The iPremier Company is a high-end online sales company based in Seattle that deals mostly with credit card transactions, involving high end customers with no credit limits. The company had contracted with an internet hosting company, known as Qdata, for the provision of internet security services and monitoring of web sites for customers. In addition to these services, Qdata also provided essential high-level management services for iPremier, including firewall protection services for the company's high end customers. The denial of service attack took place on January 12, 2007 when iPremier's servers were hacked and brought into a stand still. The whole denial-of-service attack lasted for the duration of seventy-five minutes and had detrimental effects to the company's business and its relationship with Qdata, given that the DoS attack originated from within the company's premises. The DoS attack targeted the credit database maintained by iPremier, which contained all credit card information about all the company's high end customers.
The senior managers of iPremier, led by the Chief Information Officer Bob Turley, made the decision not to shut down the systems so as to ensure that there would be a comprehensive rebuilding of the whole production system of the company. The company embarked on a plan to create an iPremier site, using all the equipment available, so as to ensure an up-to-date hosting facility. However, there lacked sufficient emergency procedures that could handle the simple DoS attack on the company's data center. In addition, iPremier's binder was outdated. Also, restarting the web servers had little effect in overcoming the attack, even though such a procedure had little customer impact. The company's IT manager, Bob Turley pulled the plug, shut off the power, and pulled out the cards out of their sockets, in a bid to prevent loss of critical credit card information. Shutting down the traffic from the attacking addresses was a knee jerk reaction, given that there was no intrusion, except for script kiddies who targeted the firewall systems of the company.

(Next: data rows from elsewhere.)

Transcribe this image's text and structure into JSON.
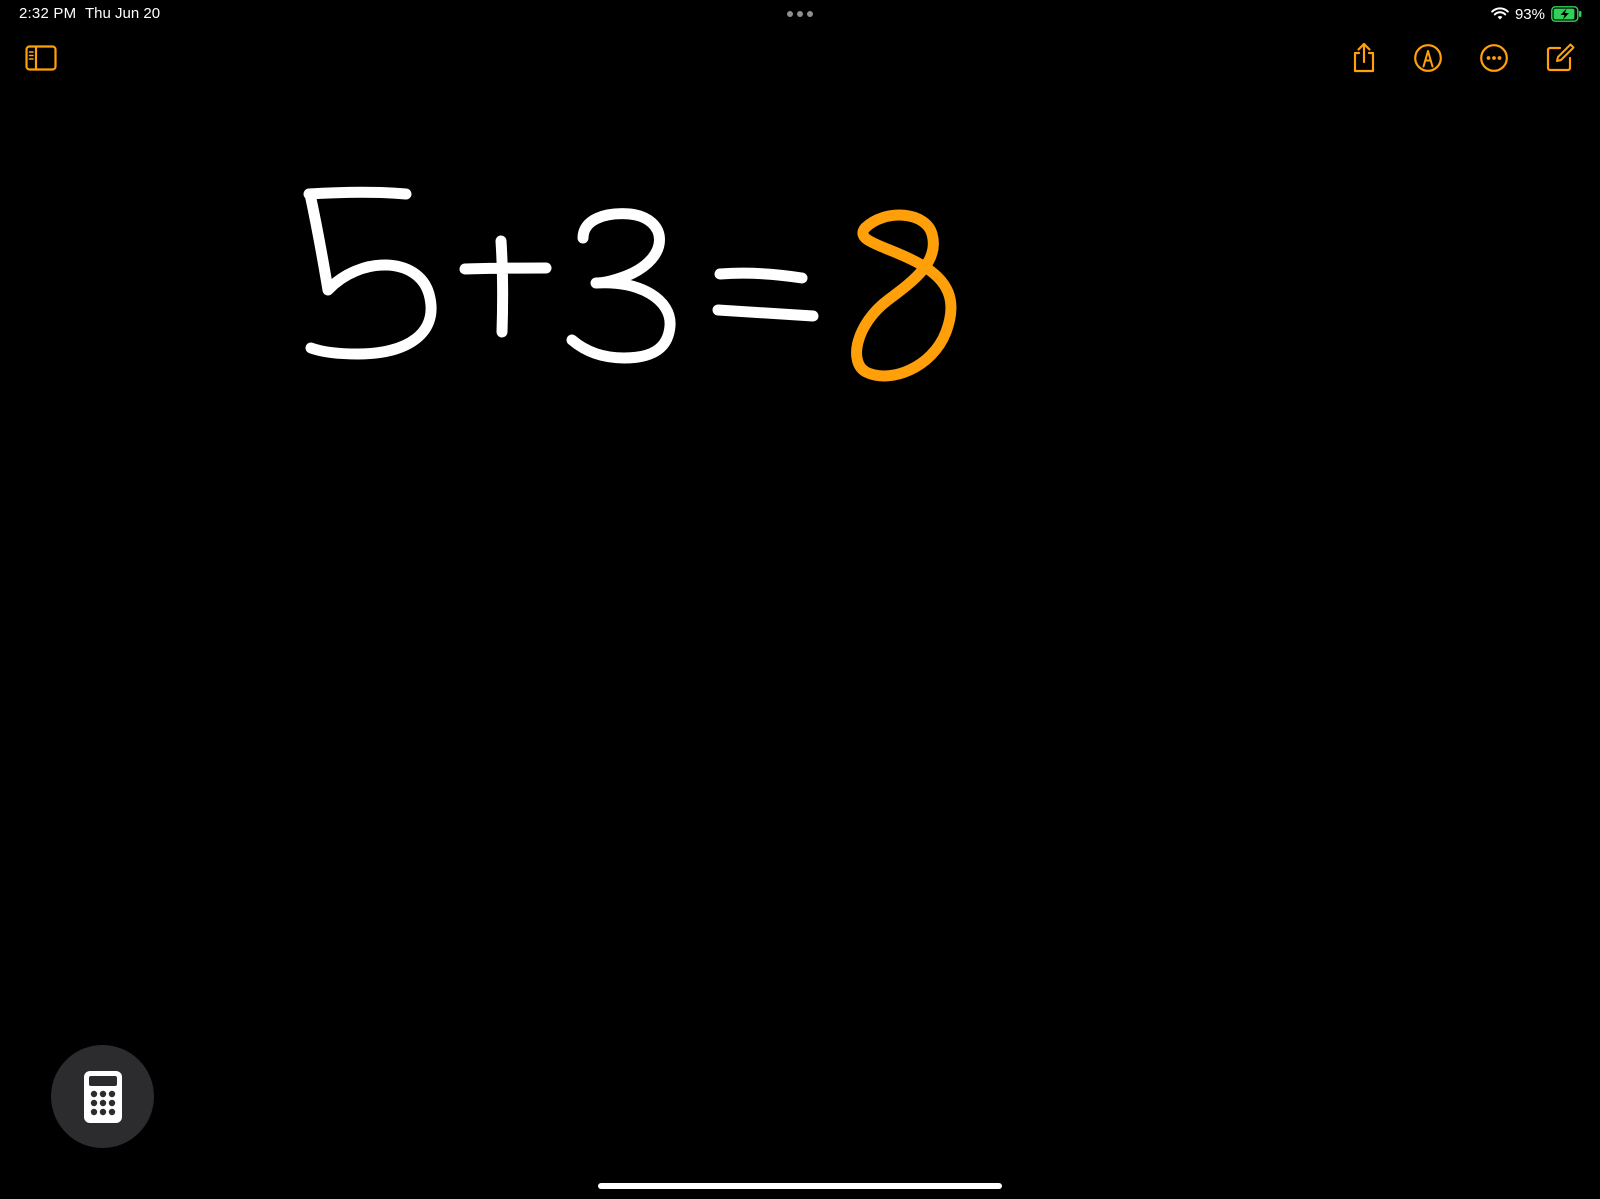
{
  "status_bar": {
    "time": "2:32 PM",
    "date": "Thu Jun 20",
    "battery_percent": "93%",
    "battery_level": 0.93,
    "charging": true,
    "battery_color": "#30d158",
    "wifi": "wifi-icon"
  },
  "toolbar": {
    "accent_color": "#ff9f0a",
    "left": [
      {
        "name": "sidebar-toggle-icon"
      }
    ],
    "right": [
      {
        "name": "share-icon"
      },
      {
        "name": "markup-pen-icon"
      },
      {
        "name": "more-icon"
      },
      {
        "name": "compose-icon"
      }
    ]
  },
  "note": {
    "handwritten_expression": "5+3=",
    "handwritten_result": "8",
    "ink_color": "#ffffff",
    "result_color": "#ff9f0a"
  },
  "calculator_button": {
    "icon": "calculator-icon",
    "background": "#2c2c2e"
  }
}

During the attack, the company should have pulled the plug, given that this is the only way customers' credit data could not be stolen. In the first few minutes of the attack, iPremier should have rate limited its routers, so as to prevent its servers from being overwhelmed. Filters should also have been added to the routers so as to drop packets from the potential sources of attack. Bob Turley should also have ensured that the lower ICMP, SYN, and UDP flood drop thresholds were set so as to mitigate the potential adverse effects of the Denial of Service attack.
Jack Samuelson had earlier indicated that there existed inadequate operating procedures in responding to the seventy-five minute DoS attack as the Company's CEO. The current operating procedures were unable to determine the extent of the damage of the firewall intrusion. In addition, it was not possible to determine if customer data would be stolen. The systems failed to track the source of the attack with regard to where the 'Ha, ha, ha' emails, received by the support personnel, originated. The company's night shift staff were not competent enough about the network monitoring software. In order to better handle the attack, the management should have ensured that it had complete control of communications. The attack should have been analyzed in a more detailed manner, incorporating all of the key decision makers, including a legal counsel before taking a critical course of action.

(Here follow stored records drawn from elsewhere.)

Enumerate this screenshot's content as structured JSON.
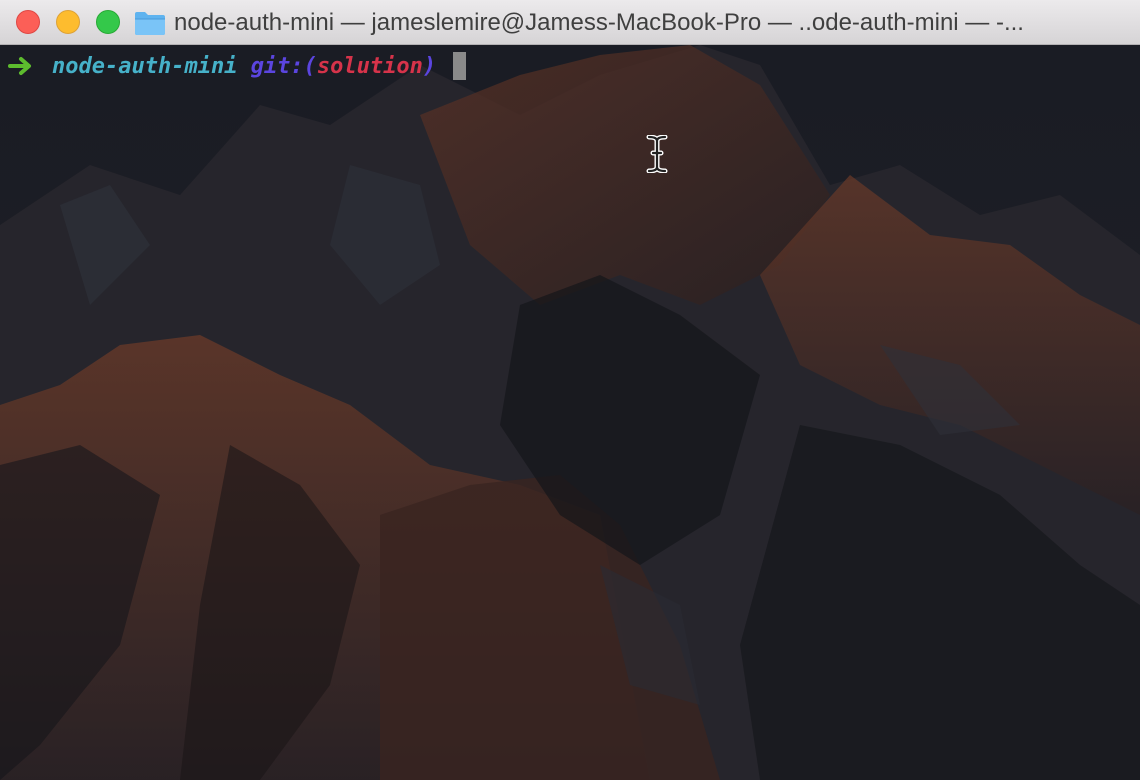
{
  "window": {
    "title": "node-auth-mini — jameslemire@Jamess-MacBook-Pro — ..ode-auth-mini — -...",
    "folder_icon": "folder-icon"
  },
  "colors": {
    "close": "#fc5f57",
    "minimize": "#fdbc2e",
    "maximize": "#34c84a",
    "prompt_arrow": "#5dbb2e",
    "directory": "#46b1c9",
    "git_label": "#5b45e0",
    "branch": "#d6334a",
    "background": "#1b1d24"
  },
  "prompt": {
    "arrow_icon": "right-arrow-icon",
    "directory": "node-auth-mini",
    "git_label": "git:",
    "open_paren": "(",
    "branch": "solution",
    "close_paren": ")"
  }
}
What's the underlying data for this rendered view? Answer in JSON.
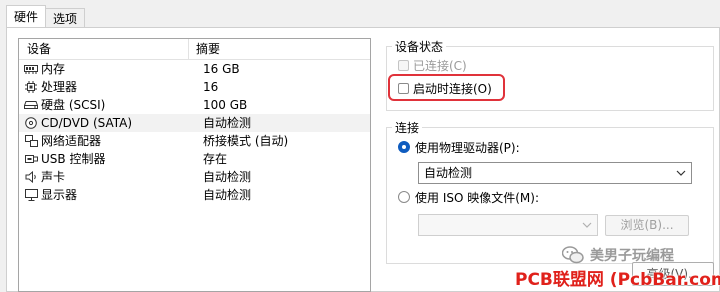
{
  "tabs": [
    {
      "label": "硬件",
      "active": true
    },
    {
      "label": "选项",
      "active": false
    }
  ],
  "device_list": {
    "columns": {
      "device": "设备",
      "summary": "摘要"
    },
    "rows": [
      {
        "icon": "memory-icon",
        "name": "内存",
        "summary": "16 GB"
      },
      {
        "icon": "processor-icon",
        "name": "处理器",
        "summary": "16"
      },
      {
        "icon": "hard-disk-icon",
        "name": "硬盘 (SCSI)",
        "summary": "100 GB"
      },
      {
        "icon": "cd-dvd-icon",
        "name": "CD/DVD (SATA)",
        "summary": "自动检测",
        "selected": true
      },
      {
        "icon": "network-adapter-icon",
        "name": "网络适配器",
        "summary": "桥接模式 (自动)"
      },
      {
        "icon": "usb-icon",
        "name": "USB 控制器",
        "summary": "存在"
      },
      {
        "icon": "sound-card-icon",
        "name": "声卡",
        "summary": "自动检测"
      },
      {
        "icon": "display-icon",
        "name": "显示器",
        "summary": "自动检测"
      }
    ]
  },
  "device_status": {
    "title": "设备状态",
    "connected_label": "已连接(C)",
    "connect_at_power_on_label": "启动时连接(O)",
    "highlight_color": "#e0323a"
  },
  "connection": {
    "title": "连接",
    "physical_drive_label": "使用物理驱动器(P):",
    "physical_drive_value": "自动检测",
    "iso_label": "使用 ISO 映像文件(M):",
    "iso_value": "",
    "browse_label": "浏览(B)...",
    "accent_color": "#0f5cbf"
  },
  "advanced_button_label": "高级(V)...",
  "watermarks": {
    "wechat_text": "美男子玩编程",
    "site_text": "PCB联盟网 (PcbBar.com)"
  }
}
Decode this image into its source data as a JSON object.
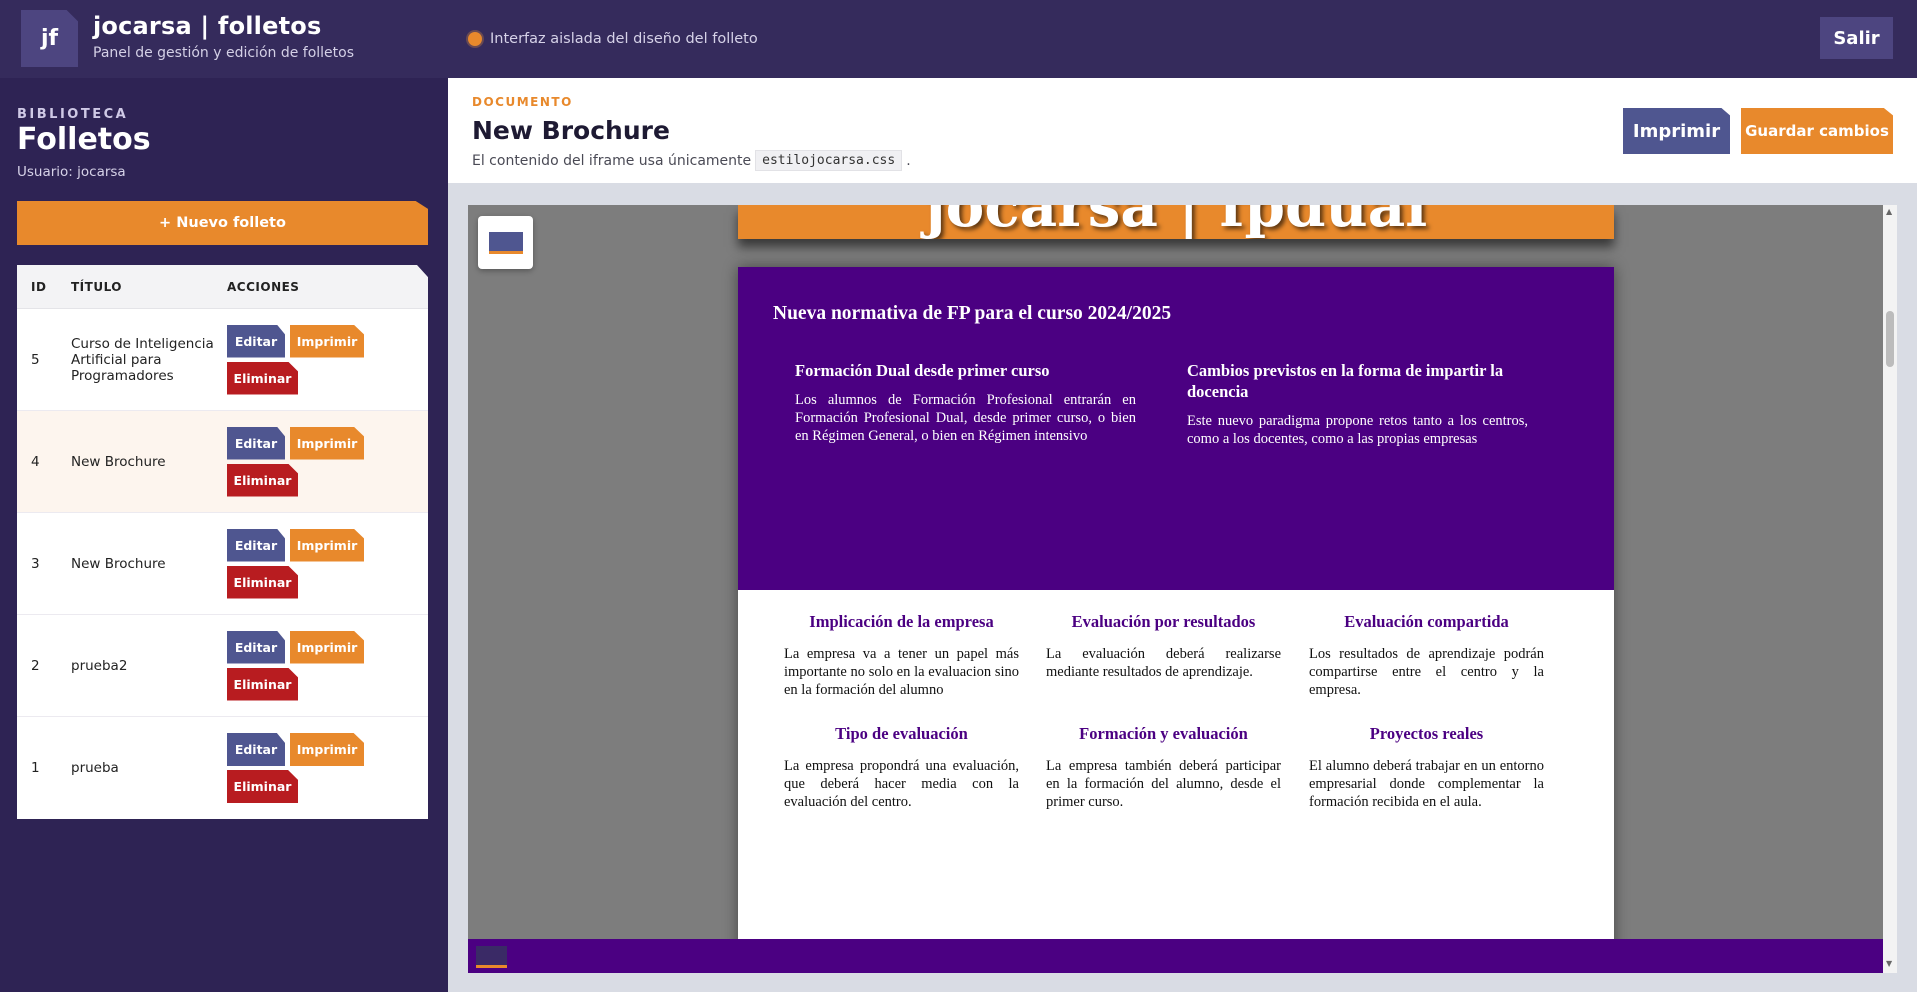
{
  "topbar": {
    "logo_text": "jf",
    "title": "jocarsa | folletos",
    "subtitle": "Panel de gestión y edición de folletos",
    "status_text": "Interfaz aislada del diseño del folleto",
    "logout_label": "Salir"
  },
  "sidebar": {
    "kicker": "BIBLIOTECA",
    "title": "Folletos",
    "user": "Usuario: jocarsa",
    "new_button": "+ Nuevo folleto",
    "columns": {
      "id": "ID",
      "title": "TÍTULO",
      "actions": "ACCIONES"
    },
    "row_actions": {
      "edit": "Editar",
      "print": "Imprimir",
      "delete": "Eliminar"
    },
    "rows": [
      {
        "id": "5",
        "title": "Curso de Inteligencia Artificial para Programadores"
      },
      {
        "id": "4",
        "title": "New Brochure"
      },
      {
        "id": "3",
        "title": "New Brochure"
      },
      {
        "id": "2",
        "title": "prueba2"
      },
      {
        "id": "1",
        "title": "prueba"
      }
    ]
  },
  "document": {
    "kicker": "DOCUMENTO",
    "title": "New Brochure",
    "note_prefix": "El contenido del iframe usa únicamente",
    "note_code": "estilojocarsa.css",
    "note_suffix": ".",
    "print_label": "Imprimir",
    "save_label": "Guardar cambios"
  },
  "brochure": {
    "banner_title": "jocarsa | fpdual",
    "hero_heading": "Nueva normativa de FP para el curso 2024/2025",
    "hero_columns": [
      {
        "title": "Formación Dual desde primer curso",
        "text": "Los alumnos de Formación Profesional entrarán en Formación Profesional Dual, desde primer curso, o bien en Régimen General, o bien en Régimen intensivo"
      },
      {
        "title": "Cambios previstos en la forma de impartir la docencia",
        "text": "Este nuevo paradigma propone retos tanto a los centros, como a los docentes, como a las propias empresas"
      }
    ],
    "features": [
      {
        "title": "Implicación de la empresa",
        "text": "La empresa va a tener un papel más importante no solo en la evaluacion sino en la formación del alumno"
      },
      {
        "title": "Evaluación por resultados",
        "text": "La evaluación deberá realizarse mediante resultados de aprendizaje."
      },
      {
        "title": "Evaluación compartida",
        "text": "Los resultados de aprendizaje podrán compartirse entre el centro y la empresa."
      },
      {
        "title": "Tipo de evaluación",
        "text": "La empresa propondrá una evaluación, que deberá hacer media con la evaluación del centro."
      },
      {
        "title": "Formación y evaluación",
        "text": "La empresa también deberá participar en la formación del alumno, desde el primer curso."
      },
      {
        "title": "Proyectos reales",
        "text": "El alumno deberá trabajar en un entorno empresarial donde complementar la formación recibida en el aula."
      }
    ]
  },
  "colors": {
    "topbar": "#352b5c",
    "sidebar": "#2e2354",
    "accent_orange": "#e8892c",
    "button_blue": "#4f5690",
    "danger_red": "#b81c20",
    "brochure_purple": "#4b0082"
  },
  "icons": {
    "status": "status-dot-icon",
    "preview_toggle": "preview-toggle-icon"
  }
}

After the DoS attack, iPremier put in place a number of security measures that were aimed at making the company prepared for any future attacks. After the incident, iPremier restarted all of its production equipment, created an elaborate and well-staffed incident response team, and planned to move its headquarters into a modern hosting facility. Other recommendations that iPremier should have adopted included re-visiting its choice of the colocation partner. Qdata had a small number of qualified staff and had difficulties in retaining experienced staff. In addition, iPremier's colocation partner had little investment in advance technology, thus making it susceptible to such malicious attacks. The management of the company should have put in place elaborate remote access systems for its network security team. The company should also have implemented procedures for handling public relations and legal issues, measuring downtime costs, risk assessment, and filing complaints with the appropriate authorities. In order to prepare for future attacks, iPremier should practice a simulated attack and institute a third-party periodic security audits. In addition, it's important that a recovery plan be designed and documented by the company so as to mitigate future system attacks.
In the aftermath of the DoS attack, the biggest worry would be the business implications of the cyber-attack on the company. The web servers of the company will be unavailable to iPremier's legitimate customers. In addition, the incidence would result in bad reputation for the overall business of the company, leading to loss of customer goodwill, lost customers, and legal issues in the instance of loss of critical customer data. Additionally, iPremier's stock price would suffer a downward spiral in case the information about the attack leaks to the media. In order to prevent these adverse business implications for iPremier, the company should hire a good Chief Security Officer and educate the users about threats and securities that may face the company in future. In addition, iPremier should purchase and install more sophisticated and technologically-advanced firewall systems and cryptography systems for sensitive data.